# Exercise:
Everything in the listing below needs to be retyped exactly.

# Dataset:
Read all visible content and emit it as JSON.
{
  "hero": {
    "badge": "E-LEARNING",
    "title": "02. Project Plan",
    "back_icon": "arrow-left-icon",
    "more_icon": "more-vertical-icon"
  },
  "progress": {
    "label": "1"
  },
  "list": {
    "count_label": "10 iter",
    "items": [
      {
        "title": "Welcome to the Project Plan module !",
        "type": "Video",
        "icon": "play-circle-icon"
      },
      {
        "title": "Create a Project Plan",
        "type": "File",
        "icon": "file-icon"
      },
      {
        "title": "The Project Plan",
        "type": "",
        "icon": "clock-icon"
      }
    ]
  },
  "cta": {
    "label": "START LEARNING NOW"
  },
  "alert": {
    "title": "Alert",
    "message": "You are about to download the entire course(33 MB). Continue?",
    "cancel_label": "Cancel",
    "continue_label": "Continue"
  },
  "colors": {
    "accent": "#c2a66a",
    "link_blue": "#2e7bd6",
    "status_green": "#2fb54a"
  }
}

# Your response:
Read all visible content and emit it as JSON.
{
  "hero": {
    "badge": "E-LEARNING",
    "title": "02. Project Plan",
    "back_icon": "arrow-left-icon",
    "more_icon": "more-vertical-icon"
  },
  "progress": {
    "label": "1"
  },
  "list": {
    "count_label": "10 iter",
    "items": [
      {
        "title": "Welcome to the Project Plan module !",
        "type": "Video",
        "icon": "play-circle-icon"
      },
      {
        "title": "Create a Project Plan",
        "type": "File",
        "icon": "file-icon"
      },
      {
        "title": "The Project Plan",
        "type": "",
        "icon": "clock-icon"
      }
    ]
  },
  "cta": {
    "label": "START LEARNING NOW"
  },
  "alert": {
    "title": "Alert",
    "message": "You are about to download the entire course(33 MB). Continue?",
    "cancel_label": "Cancel",
    "continue_label": "Continue"
  },
  "colors": {
    "accent": "#c2a66a",
    "link_blue": "#2e7bd6",
    "status_green": "#2fb54a"
  }
}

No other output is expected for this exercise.